◆ ACTIVITY: The result should be an exact copy of the entries below, free of pictures.

◆ Recorded data:
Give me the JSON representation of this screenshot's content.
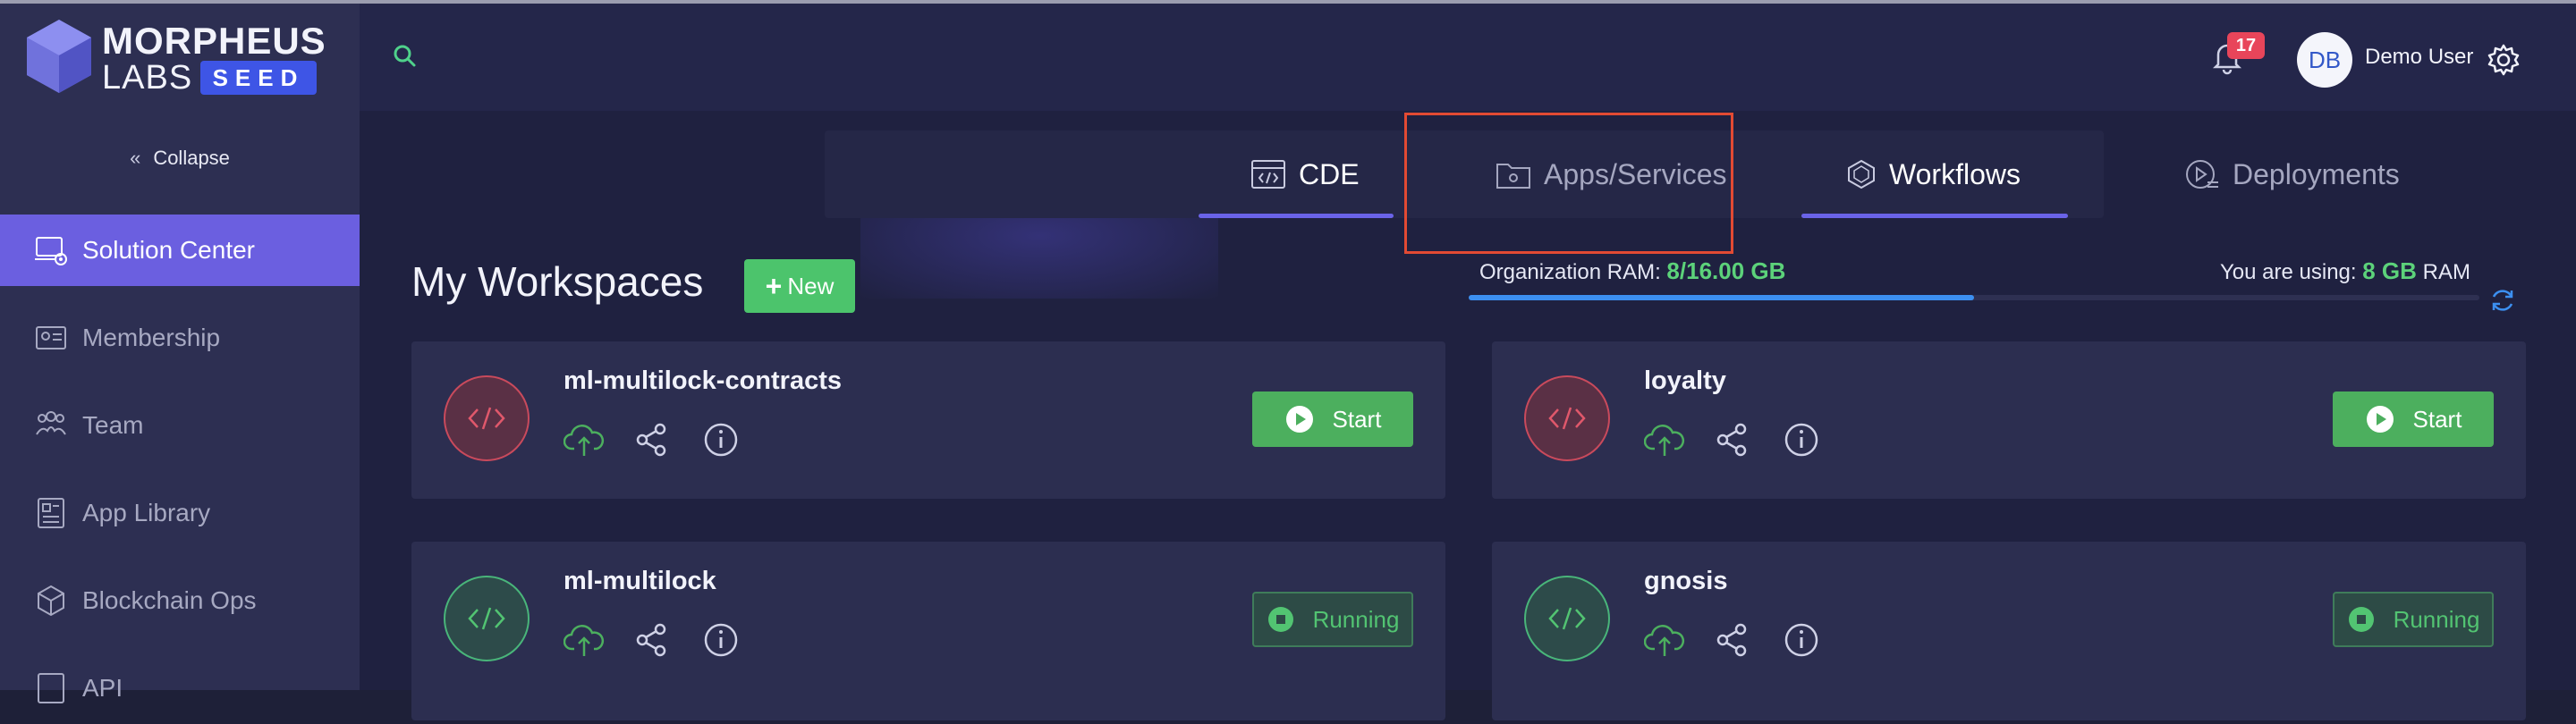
{
  "app": {
    "logo_line1": "MORPHEUS",
    "logo_line2": "LABS",
    "logo_badge": "SEED"
  },
  "sidebar": {
    "collapse_label": "Collapse",
    "items": [
      {
        "label": "Solution Center",
        "icon": "solution-center-icon",
        "active": true
      },
      {
        "label": "Membership",
        "icon": "membership-icon",
        "active": false
      },
      {
        "label": "Team",
        "icon": "team-icon",
        "active": false
      },
      {
        "label": "App Library",
        "icon": "app-library-icon",
        "active": false
      },
      {
        "label": "Blockchain Ops",
        "icon": "blockchain-ops-icon",
        "active": false
      },
      {
        "label": "API",
        "icon": "api-icon",
        "active": false
      }
    ]
  },
  "header": {
    "notification_count": "17",
    "user_initials": "DB",
    "user_name": "Demo User"
  },
  "tabs": [
    {
      "label": "CDE",
      "active": true
    },
    {
      "label": "Apps/Services",
      "active": false
    },
    {
      "label": "Workflows",
      "active": false
    },
    {
      "label": "Deployments",
      "active": false
    }
  ],
  "workspaces": {
    "title": "My Workspaces",
    "new_label": "New",
    "org_ram_label": "Organization RAM:",
    "org_ram_value": "8/16.00 GB",
    "org_ram_fraction": 0.5,
    "you_using_label": "You are using:",
    "you_using_value": "8 GB",
    "you_using_unit": "RAM",
    "cards": [
      {
        "name": "ml-multilock-contracts",
        "status": "stopped",
        "action_label": "Start"
      },
      {
        "name": "loyalty",
        "status": "stopped",
        "action_label": "Start"
      },
      {
        "name": "ml-multilock",
        "status": "running",
        "action_label": "Running"
      },
      {
        "name": "gnosis",
        "status": "running",
        "action_label": "Running"
      }
    ]
  },
  "colors": {
    "accent": "#6b5fe0",
    "success": "#4caf5e",
    "danger": "#e8455a",
    "highlight": "#e24a33"
  }
}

◆ ANSWER SPACE:
Give me the JSON representation of this screenshot's content.
{
  "app": {
    "logo_line1": "MORPHEUS",
    "logo_line2": "LABS",
    "logo_badge": "SEED"
  },
  "sidebar": {
    "collapse_label": "Collapse",
    "items": [
      {
        "label": "Solution Center",
        "icon": "solution-center-icon",
        "active": true
      },
      {
        "label": "Membership",
        "icon": "membership-icon",
        "active": false
      },
      {
        "label": "Team",
        "icon": "team-icon",
        "active": false
      },
      {
        "label": "App Library",
        "icon": "app-library-icon",
        "active": false
      },
      {
        "label": "Blockchain Ops",
        "icon": "blockchain-ops-icon",
        "active": false
      },
      {
        "label": "API",
        "icon": "api-icon",
        "active": false
      }
    ]
  },
  "header": {
    "notification_count": "17",
    "user_initials": "DB",
    "user_name": "Demo User"
  },
  "tabs": [
    {
      "label": "CDE",
      "active": true
    },
    {
      "label": "Apps/Services",
      "active": false
    },
    {
      "label": "Workflows",
      "active": false
    },
    {
      "label": "Deployments",
      "active": false
    }
  ],
  "workspaces": {
    "title": "My Workspaces",
    "new_label": "New",
    "org_ram_label": "Organization RAM:",
    "org_ram_value": "8/16.00 GB",
    "org_ram_fraction": 0.5,
    "you_using_label": "You are using:",
    "you_using_value": "8 GB",
    "you_using_unit": "RAM",
    "cards": [
      {
        "name": "ml-multilock-contracts",
        "status": "stopped",
        "action_label": "Start"
      },
      {
        "name": "loyalty",
        "status": "stopped",
        "action_label": "Start"
      },
      {
        "name": "ml-multilock",
        "status": "running",
        "action_label": "Running"
      },
      {
        "name": "gnosis",
        "status": "running",
        "action_label": "Running"
      }
    ]
  },
  "colors": {
    "accent": "#6b5fe0",
    "success": "#4caf5e",
    "danger": "#e8455a",
    "highlight": "#e24a33"
  }
}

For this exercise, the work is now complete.